As a lifelong photographer, I would love to share that the most important part about a Talking Portrait is the portrait part but it’s not. Having great lighting and clean editing, of course, is important but when we show a talking eProduct to a potential customer, the decision to buy is triggered when they hear what the subject has to say. In the high volume photo universe, the photos sold are captured memories that are held inside a print or file. Twenty years from now, the Mom buying this talking portrait is pulled toward the memory of what the little boy looked like, sounded like, and it treated to a small glimpse of his budding personality. Those are powerful reasons to buy, maybe the most powerful of all.
[bctt tweet=”When we show a talking eProduct to a potential customer, the decision to buy is triggered when they hear what the subject has to say” username=”DeadPixelsSocty”]
Because of the audio component of a Talking Portrait is vital to sales and to customer satisfaction, we go to great lengths to record it clearly and coach the subjects into saying something noteworthy. Capturing clean audio is tricky, frustrating and unfamiliar to many photographers learning the hybrid photo skills needed to produce Talking Portraits so here are a few tips for recording sound that sells:
Mic choice. Many photographers want to use a clip-on style lavalier for this type of work but we find them to be too slow to move from one subject to the other, they are quick to pick up distracting clothing noises, and helping kids to place and hide the lav mics on their clothes can be a bit intrusive and awkward. Instead, we skip the lavalier style mic and use the one skinny super-directional pickup patterned microphones commonly called “shotgun” mics. The sound quality is higher than a lav, kids don’t panic if or when they see them, shotguns are quick to set up and if you are careful about the background sounds on your location you may find them to have a cleaner sound separation between the voice and the noisy ambient sounds. We recommend the Sennheiser MKE 600 ($329) and a good quality XLR cable to connect it to your mixer.
Off camera. Using a shotgun on the camera will work for some action shoots, but a Talking Portrait set will produce better audio when you get the mic off the camera and onto a stand with a “shock mount” to keep it isolated from external vibrations. Then look behind your subject and to pay close attention to the sound that bounces off of your backgrounds and room walls because your mic will hear whatever it’s pointed at. Try to place the mic low on a stand and have it pointed up at the subject to reduce background sound reflections because most ceiling are sound dampened or far away or at a steep angle which makes them less likely to reflect sound back into the mic.
4 feet is fine. Shotgun mics have a small pickup zone and most are very good at rejecting sound outside of that zone. So as long as you can aim the mic at the subject’s mouth, you may find a distance of three to four feet yields superb sound with very little background noise. If you have a group of people, try moving back to six feet or so and position the mic off to one side of your set to reduce the pickup zone diameter.
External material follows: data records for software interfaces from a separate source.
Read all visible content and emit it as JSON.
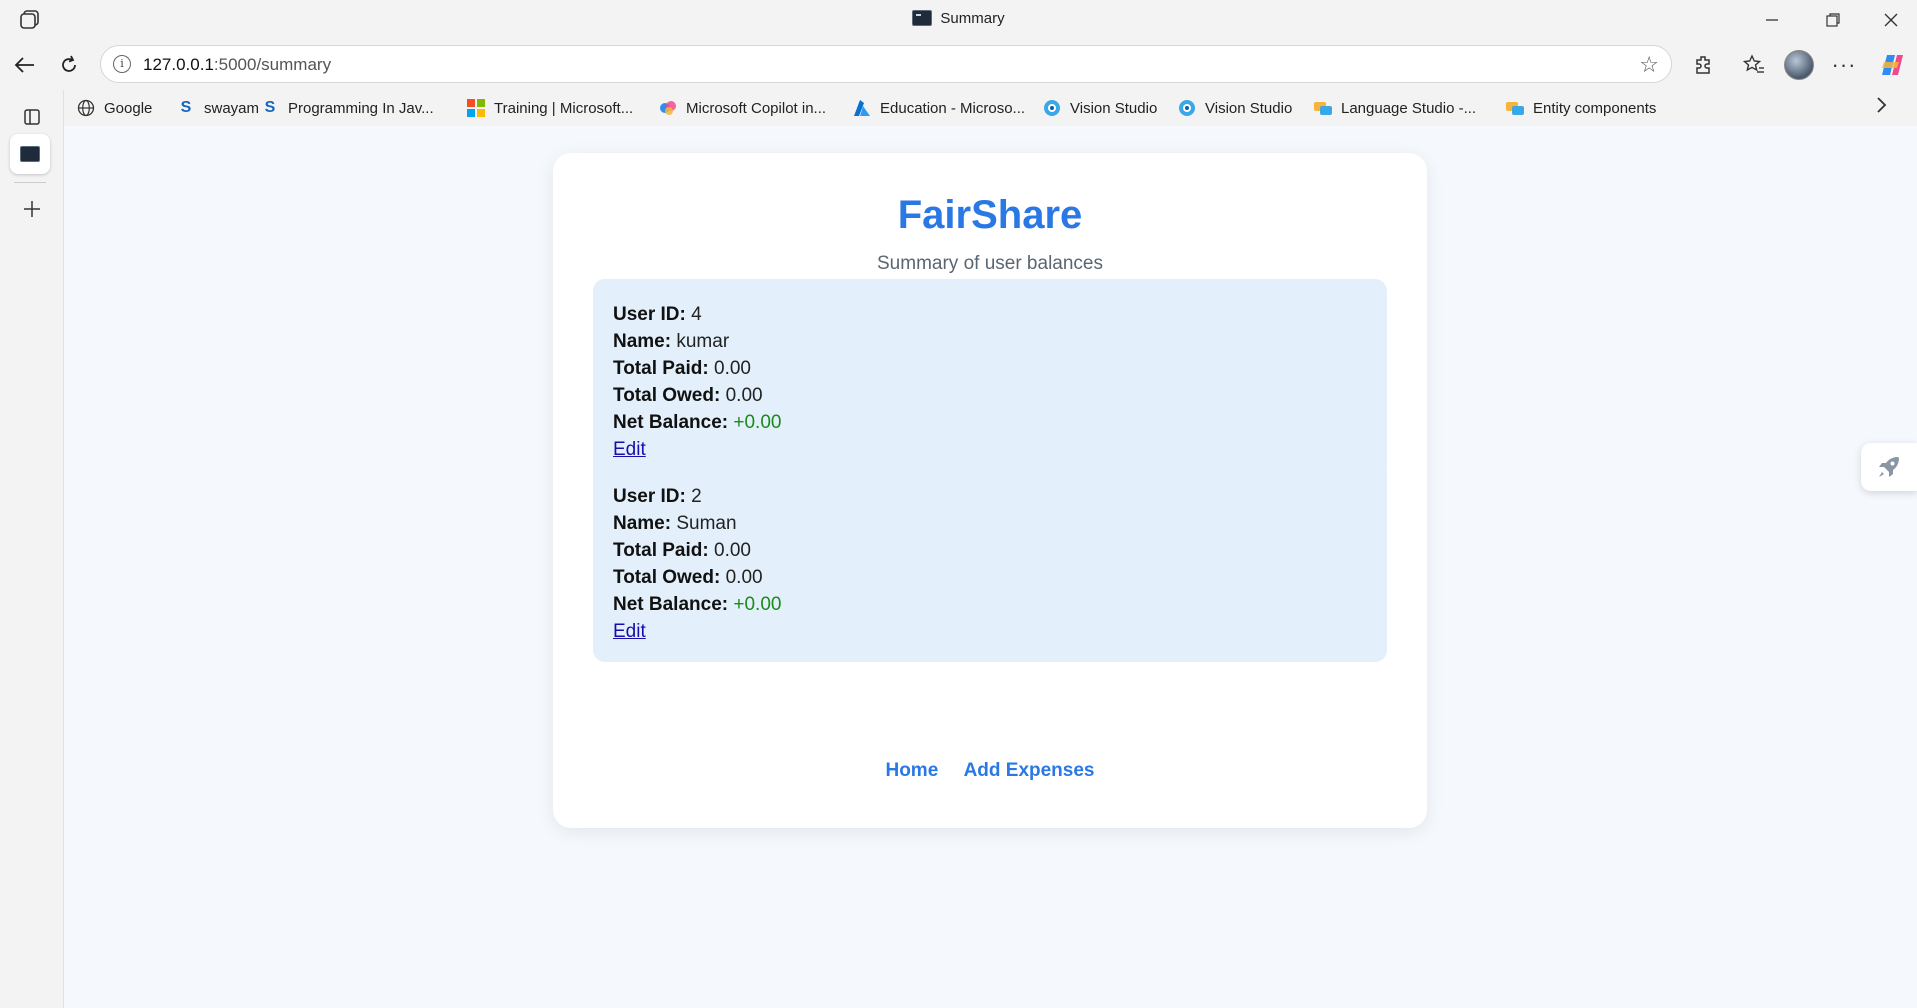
{
  "window": {
    "title": "Summary"
  },
  "address_bar": {
    "host": "127.0.0.1",
    "path": ":5000/summary"
  },
  "bookmarks": [
    {
      "label": "Google",
      "icon": "globe-icon"
    },
    {
      "label": "swayam",
      "icon": "swayam-icon"
    },
    {
      "label": "Programming In Jav...",
      "icon": "swayam-icon"
    },
    {
      "label": "Training | Microsoft...",
      "icon": "microsoft-icon"
    },
    {
      "label": "Microsoft Copilot in...",
      "icon": "copilot-icon"
    },
    {
      "label": "Education - Microso...",
      "icon": "azure-icon"
    },
    {
      "label": "Vision Studio",
      "icon": "vision-icon"
    },
    {
      "label": "Vision Studio",
      "icon": "vision-icon"
    },
    {
      "label": "Language Studio -...",
      "icon": "language-icon"
    },
    {
      "label": "Entity components",
      "icon": "language-icon"
    }
  ],
  "app": {
    "brand": "FairShare",
    "subtitle": "Summary of user balances",
    "labels": {
      "user_id": "User ID:",
      "name": "Name:",
      "total_paid": "Total Paid:",
      "total_owed": "Total Owed:",
      "net_balance": "Net Balance:",
      "edit": "Edit"
    },
    "users": [
      {
        "id": "4",
        "name": "kumar",
        "total_paid": "0.00",
        "total_owed": "0.00",
        "net_balance": "+0.00"
      },
      {
        "id": "2",
        "name": "Suman",
        "total_paid": "0.00",
        "total_owed": "0.00",
        "net_balance": "+0.00"
      }
    ],
    "nav": {
      "home": "Home",
      "add_expenses": "Add Expenses"
    }
  },
  "colors": {
    "brand": "#2a78e4",
    "positive": "#1a8a1a",
    "card_bg": "#e3f0fb",
    "link": "#1a0dab"
  }
}
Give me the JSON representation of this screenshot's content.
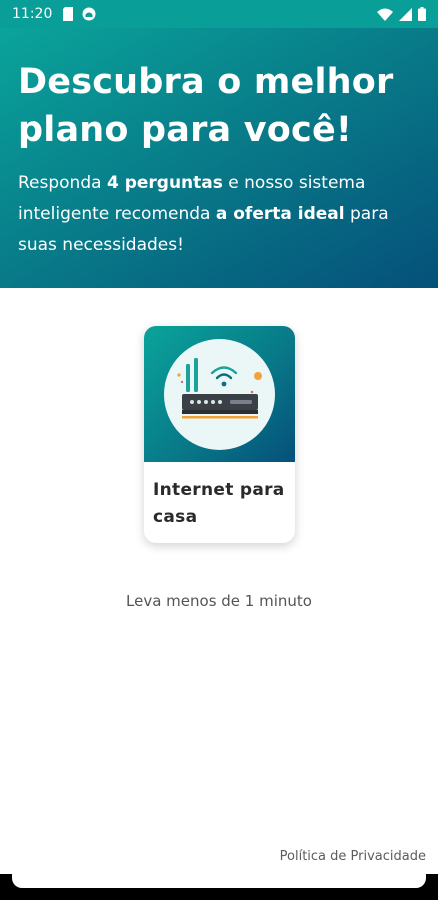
{
  "status_bar": {
    "time": "11:20",
    "left_icons": [
      "sd-card-icon",
      "app-notification-icon"
    ],
    "right_icons": [
      "wifi-icon",
      "cell-signal-icon",
      "battery-icon"
    ]
  },
  "hero": {
    "title": "Descubra o melhor plano para você!",
    "subtitle_parts": {
      "p1": "Responda ",
      "b1": "4 perguntas",
      "p2": " e nosso sistema inteligente recomenda ",
      "b2": "a oferta ideal",
      "p3": " para suas necessidades!"
    },
    "background_colors": [
      "#0aa49b",
      "#087a88",
      "#05507a"
    ]
  },
  "card": {
    "label": "Internet para casa",
    "image_icon": "wifi-router-icon"
  },
  "time_note": "Leva menos de 1 minuto",
  "footer": {
    "privacy_link": "Política de Privacidade"
  }
}
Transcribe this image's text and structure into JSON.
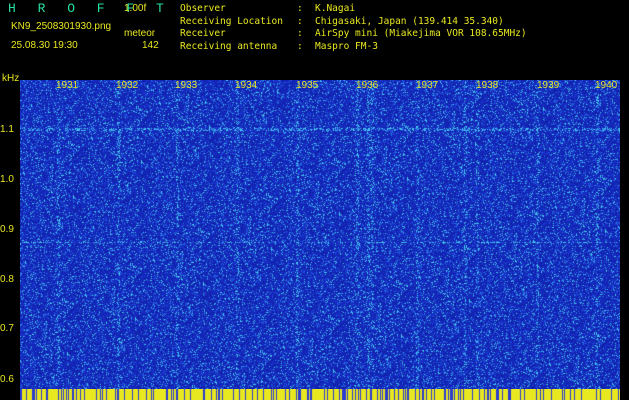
{
  "header": {
    "app_title": "H R O F F T",
    "version": "1.00f",
    "filename": "KN9_2508301930.png",
    "meteor_label": "meteor",
    "datetime": "25.08.30 19:30",
    "meteor_count": "142"
  },
  "info": [
    {
      "key": "Observer",
      "sep": ":",
      "value": "K.Nagai"
    },
    {
      "key": "Receiving Location",
      "sep": ":",
      "value": "Chigasaki, Japan (139.414 35.340)"
    },
    {
      "key": "Receiver",
      "sep": ":",
      "value": "AirSpy mini (Miakejima VOR 108.65MHz)"
    },
    {
      "key": "Receiving antenna",
      "sep": ":",
      "value": "Maspro FM-3"
    }
  ],
  "axis": {
    "unit": "kHz",
    "y_ticks": [
      "1.1",
      "1.0",
      "0.9",
      "0.8",
      "0.7",
      "0.6"
    ],
    "x_ticks": [
      "1931",
      "1932",
      "1933",
      "1934",
      "1935",
      "1936",
      "1937",
      "1938",
      "1939",
      "1940"
    ]
  },
  "colors": {
    "background": "#000000",
    "text": "#e8e820",
    "title": "#27e0a0",
    "spectrum_base": "#1428c8",
    "spectrum_bright": "#3cc8f0",
    "bottom_bar": "#e8e820"
  }
}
Use a mixer. Some shotgun mics offer an onboard battery to help move the sound to your camera or recorder but we find that a low-cost mixer that mounts between your camera and your tripod gives you the best, biggest sound with all the control you need. Mixers supply the voltage your mic will need to operate at a proper signal to noise ratio when it’s connected to a cable, and they will give you better level adjustment and monitoring features as compared to the ones built into your camera. Need a list of which low-cost mixers work best for Talking Portraits? Try our Gear page here.
Need to use your lav? Try adding a parabolic reflector. If a shotgun and mixer are simply not in the cards, you can take the cavalier mic you already have and mount it into a parabolic reflector and turn it into a directional mic. Sounds weird but they work really well. My favorite is the Sound Shark that mounts easily on a stand or even on your camera if you are less than 6 feet away.
Drop into the camera. The days of using an external audio recorder are over. The current lineup of mirrorless and DSLR bodies are more than capable of recording broadcast grade sound and some even offer helpful features like auto-leveling, post-recorded sound headphone jacks, and quick level adjust dials to keep your audio sounding tight. If your cameras audio input is not up to speed, look into upgrading the body instead of adding an audio interface or an EQ or an auto-leveler… (you really don’t need them for this type of shooting)
Hide the mic. Try placing the mic under, over, or even inside your mainlight? Mics sometimes have the same reaction as dentists drills – if you don’t see them you don’t panic about opening your mouth. : )
I understand sound quality can be a difficult and expensive part of your eProduct equation to set up and get right. But once you get the right tools configured for your setup, it’s easy to repeat and will provide years of profitable files.